'Vaccines are the biggest contribution to medicine, because they protect millions of people from getting nasty infectious diseases - diseases like measles, polio, diphtheria, cholera and typhoid, which terrified our ancestors'

'Vaccines are the biggest contribution to medicine, because they protect millions of people from getting nasty infectious diseases - diseases like measles, polio, diphtheria, cholera and typhoid, which terrified our ancestors'

When will there be a vaccine or a treatment for Covid-19?

Big question. As an immunologist I've seen nothing like it. There's a feeding frenzy to make a vaccine to protect us against SARS-CoV2 (the virus that causes the new lung disease called Covid-19). And there's an equally frenzied effort to make medicines that will protect you if you become infected.

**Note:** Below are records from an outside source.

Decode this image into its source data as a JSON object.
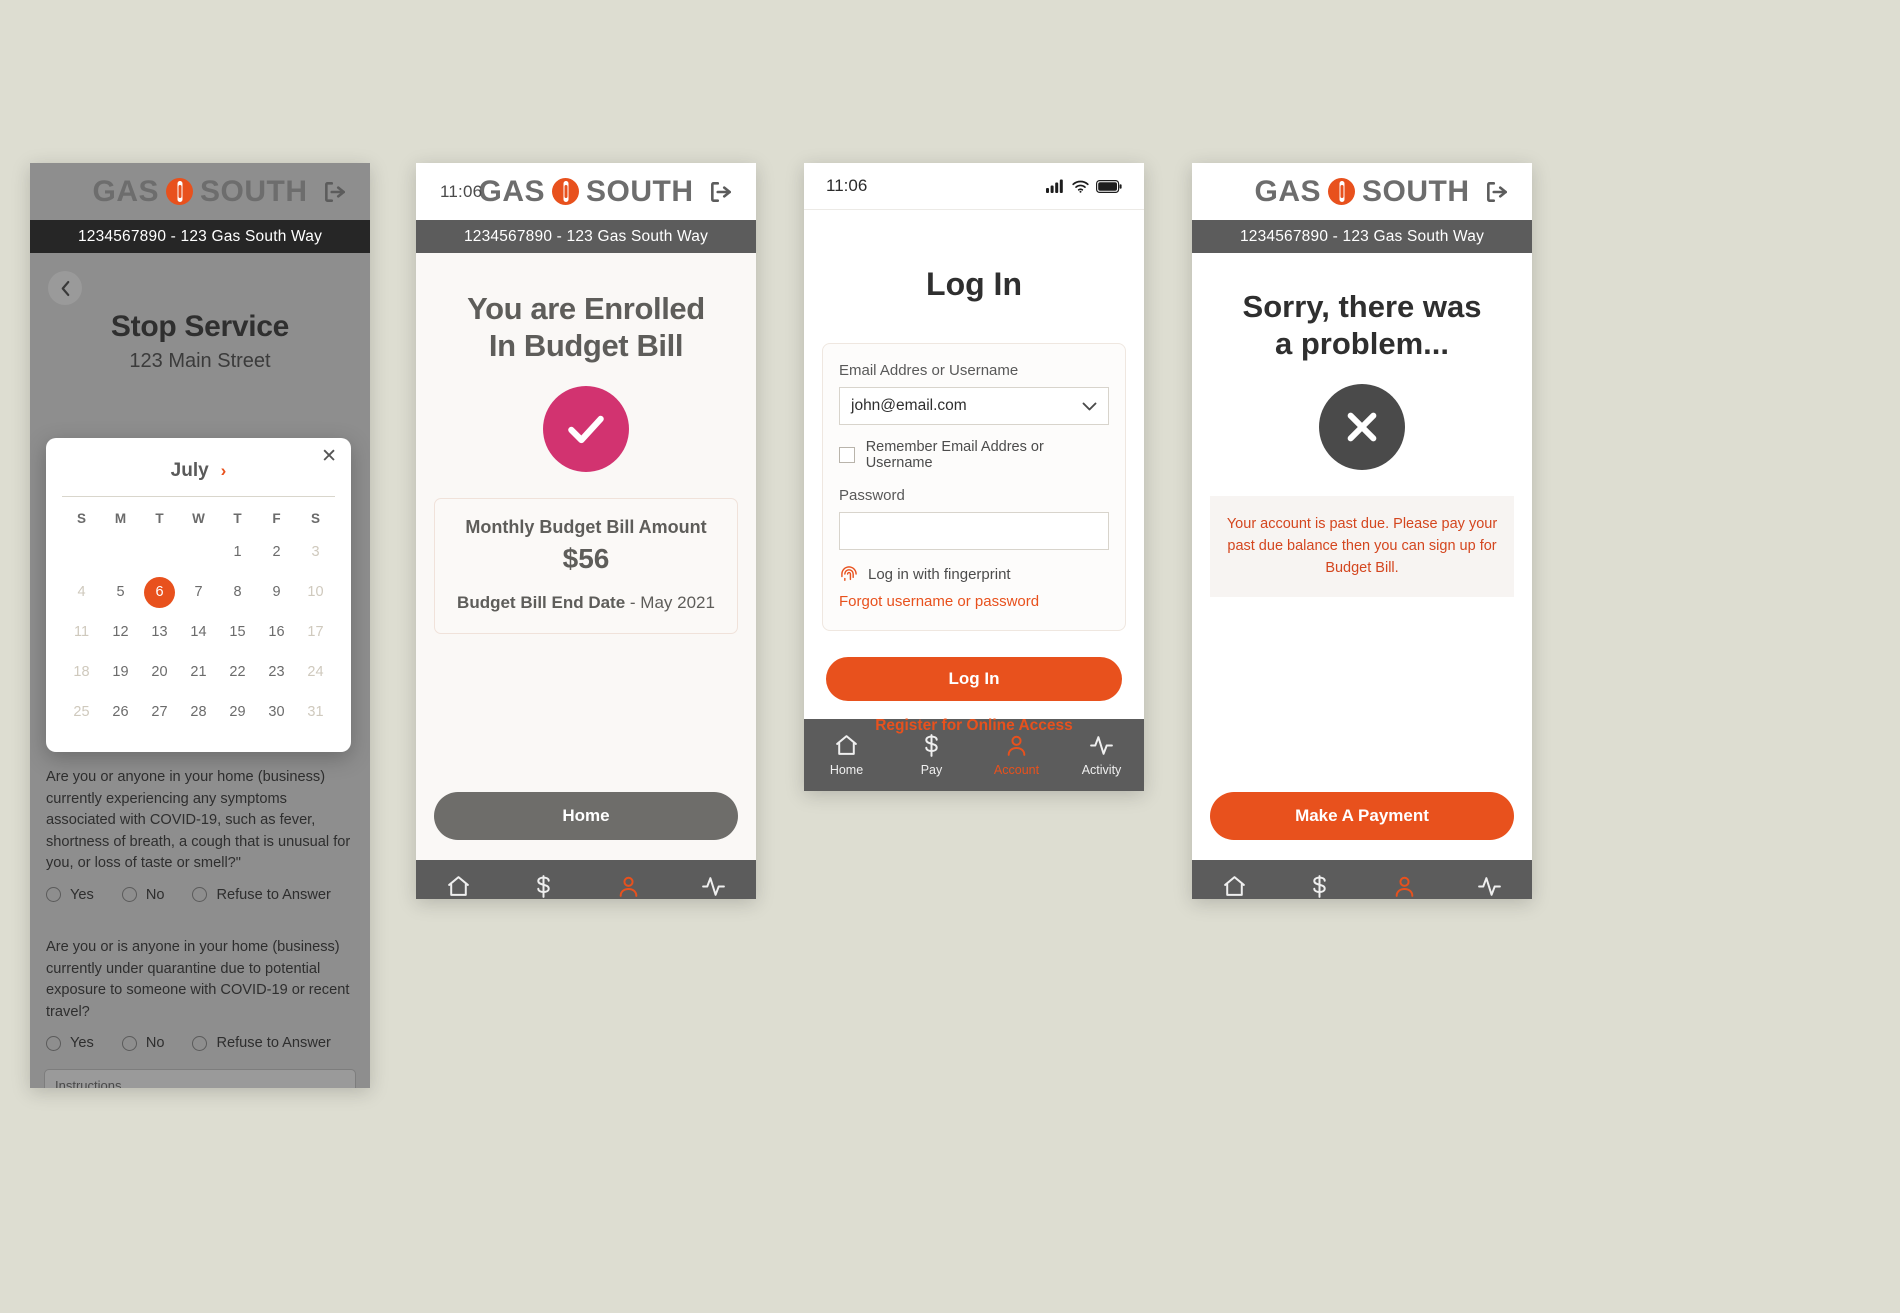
{
  "brand": {
    "name_left": "GAS",
    "name_right": "SOUTH",
    "flame_color": "#e8511d"
  },
  "account_bar": {
    "text": "1234567890 - 123 Gas South Way"
  },
  "tabs": [
    {
      "label": "Home",
      "icon": "home-icon"
    },
    {
      "label": "Pay",
      "icon": "dollar-icon"
    },
    {
      "label": "Account",
      "icon": "person-icon"
    },
    {
      "label": "Activity",
      "icon": "activity-icon"
    }
  ],
  "phone1": {
    "back_icon": "chevron-left-icon",
    "title": "Stop Service",
    "subtitle": "123 Main Street",
    "calendar": {
      "close_icon": "close-icon",
      "month": "July",
      "next_icon": "chevron-right-icon",
      "dow": [
        "S",
        "M",
        "T",
        "W",
        "T",
        "F",
        "S"
      ],
      "weeks": [
        [
          {
            "d": "",
            "state": "empty"
          },
          {
            "d": "",
            "state": "empty"
          },
          {
            "d": "",
            "state": "empty"
          },
          {
            "d": "",
            "state": "empty"
          },
          {
            "d": "1",
            "state": "normal"
          },
          {
            "d": "2",
            "state": "normal"
          },
          {
            "d": "3",
            "state": "muted"
          }
        ],
        [
          {
            "d": "4",
            "state": "muted"
          },
          {
            "d": "5",
            "state": "normal"
          },
          {
            "d": "6",
            "state": "selected"
          },
          {
            "d": "7",
            "state": "normal"
          },
          {
            "d": "8",
            "state": "normal"
          },
          {
            "d": "9",
            "state": "normal"
          },
          {
            "d": "10",
            "state": "muted"
          }
        ],
        [
          {
            "d": "11",
            "state": "muted"
          },
          {
            "d": "12",
            "state": "normal"
          },
          {
            "d": "13",
            "state": "normal"
          },
          {
            "d": "14",
            "state": "normal"
          },
          {
            "d": "15",
            "state": "normal"
          },
          {
            "d": "16",
            "state": "normal"
          },
          {
            "d": "17",
            "state": "muted"
          }
        ],
        [
          {
            "d": "18",
            "state": "muted"
          },
          {
            "d": "19",
            "state": "normal"
          },
          {
            "d": "20",
            "state": "normal"
          },
          {
            "d": "21",
            "state": "normal"
          },
          {
            "d": "22",
            "state": "normal"
          },
          {
            "d": "23",
            "state": "normal"
          },
          {
            "d": "24",
            "state": "muted"
          }
        ],
        [
          {
            "d": "25",
            "state": "muted"
          },
          {
            "d": "26",
            "state": "normal"
          },
          {
            "d": "27",
            "state": "normal"
          },
          {
            "d": "28",
            "state": "normal"
          },
          {
            "d": "29",
            "state": "normal"
          },
          {
            "d": "30",
            "state": "normal"
          },
          {
            "d": "31",
            "state": "muted"
          }
        ]
      ]
    },
    "radio_options": [
      "Yes",
      "No",
      "Refuse to Answer"
    ],
    "question_1": "Are you or anyone in your home (business) currently experiencing any symptoms associated with COVID-19, such as fever, shortness of breath, a cough that is unusual for you, or loss of taste or smell?\"",
    "question_2": "Are you or is anyone in your home (business) currently under quarantine due to potential exposure to someone with COVID-19 or recent travel?",
    "instructions_label": "Instructions"
  },
  "phone2": {
    "clock": "11:06",
    "title_line_1": "You are Enrolled",
    "title_line_2": "In Budget Bill",
    "success_icon": "check-icon",
    "card": {
      "amount_label": "Monthly Budget Bill Amount",
      "amount_value": "$56",
      "end_date_label": "Budget Bill End Date",
      "end_date_value": "- May 2021"
    },
    "home_button": "Home"
  },
  "phone3": {
    "clock": "11:06",
    "signal_icon": "cellular-icon",
    "wifi_icon": "wifi-icon",
    "battery_icon": "battery-icon",
    "title": "Log In",
    "email_label": "Email Addres or Username",
    "email_value": "john@email.com",
    "email_chevron_icon": "chevron-down-icon",
    "remember_label": "Remember Email Addres or Username",
    "password_label": "Password",
    "password_value": "",
    "fingerprint_icon": "fingerprint-icon",
    "fingerprint_label": "Log in with fingerprint",
    "forgot_link": "Forgot username or password",
    "login_button": "Log In",
    "register_link": "Register for Online Access"
  },
  "phone4": {
    "title_line_1": "Sorry, there was",
    "title_line_2": "a problem...",
    "error_icon": "x-icon",
    "error_message": "Your account is past due. Please pay your past due balance then you can sign up for Budget Bill.",
    "pay_button": "Make A Payment"
  },
  "colors": {
    "accent_orange": "#e8511d",
    "success_pink": "#d23370",
    "dark_gray": "#4a4a4a",
    "bar_gray": "#5c5c5c",
    "page_bg": "#ddddd1"
  }
}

This is good news. It means that ultimately Covid-19 will be beaten and we can all go back to normal. It's only a matter of when, and of course, the sooner the better.